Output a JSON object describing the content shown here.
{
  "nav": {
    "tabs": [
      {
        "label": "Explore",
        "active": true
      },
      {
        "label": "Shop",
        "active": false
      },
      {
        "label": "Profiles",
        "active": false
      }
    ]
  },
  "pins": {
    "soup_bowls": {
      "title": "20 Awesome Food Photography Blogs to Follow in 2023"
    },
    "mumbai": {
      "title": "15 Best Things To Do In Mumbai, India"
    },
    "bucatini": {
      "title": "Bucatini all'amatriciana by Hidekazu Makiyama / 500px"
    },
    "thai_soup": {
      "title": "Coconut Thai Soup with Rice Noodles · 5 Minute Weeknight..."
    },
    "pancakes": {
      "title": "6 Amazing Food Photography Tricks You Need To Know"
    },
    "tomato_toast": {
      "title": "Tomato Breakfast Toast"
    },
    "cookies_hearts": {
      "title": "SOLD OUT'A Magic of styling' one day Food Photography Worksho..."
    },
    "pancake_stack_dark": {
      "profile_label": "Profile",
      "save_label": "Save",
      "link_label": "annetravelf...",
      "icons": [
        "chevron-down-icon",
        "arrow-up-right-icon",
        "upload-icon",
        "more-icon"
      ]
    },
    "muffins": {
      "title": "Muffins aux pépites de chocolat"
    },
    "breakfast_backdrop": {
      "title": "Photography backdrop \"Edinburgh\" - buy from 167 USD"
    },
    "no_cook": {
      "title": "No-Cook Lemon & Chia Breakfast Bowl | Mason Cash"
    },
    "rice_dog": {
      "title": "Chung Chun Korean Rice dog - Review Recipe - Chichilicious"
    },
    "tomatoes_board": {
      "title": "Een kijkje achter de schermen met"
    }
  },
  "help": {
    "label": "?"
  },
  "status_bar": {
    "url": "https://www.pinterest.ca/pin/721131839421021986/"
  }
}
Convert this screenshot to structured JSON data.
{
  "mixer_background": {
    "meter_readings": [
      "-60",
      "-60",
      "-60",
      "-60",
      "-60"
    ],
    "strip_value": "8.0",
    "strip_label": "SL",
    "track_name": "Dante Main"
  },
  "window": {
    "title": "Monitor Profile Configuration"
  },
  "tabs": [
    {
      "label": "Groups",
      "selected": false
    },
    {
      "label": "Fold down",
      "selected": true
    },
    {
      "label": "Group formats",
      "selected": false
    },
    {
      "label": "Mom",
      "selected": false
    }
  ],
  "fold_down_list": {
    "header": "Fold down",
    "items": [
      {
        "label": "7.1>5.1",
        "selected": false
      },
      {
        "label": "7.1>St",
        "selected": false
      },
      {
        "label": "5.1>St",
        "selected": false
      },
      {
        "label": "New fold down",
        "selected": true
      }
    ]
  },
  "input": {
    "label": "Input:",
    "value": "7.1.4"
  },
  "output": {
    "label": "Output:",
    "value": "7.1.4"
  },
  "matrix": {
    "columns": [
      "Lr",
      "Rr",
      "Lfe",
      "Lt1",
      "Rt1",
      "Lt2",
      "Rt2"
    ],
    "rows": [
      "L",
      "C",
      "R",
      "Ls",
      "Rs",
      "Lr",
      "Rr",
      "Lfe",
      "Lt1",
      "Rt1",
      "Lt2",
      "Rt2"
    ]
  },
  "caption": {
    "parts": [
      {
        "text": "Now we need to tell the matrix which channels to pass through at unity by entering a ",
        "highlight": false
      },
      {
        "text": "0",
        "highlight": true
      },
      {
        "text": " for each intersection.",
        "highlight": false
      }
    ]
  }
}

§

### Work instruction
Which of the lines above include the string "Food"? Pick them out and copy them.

### Solution to this exercise
      "title": "20 Awesome Food Photography Blogs to Follow in 2023"
      "title": "6 Amazing Food Photography Tricks You Need To Know"
      "title": "SOLD OUT'A Magic of styling' one day Food Photography Worksho..."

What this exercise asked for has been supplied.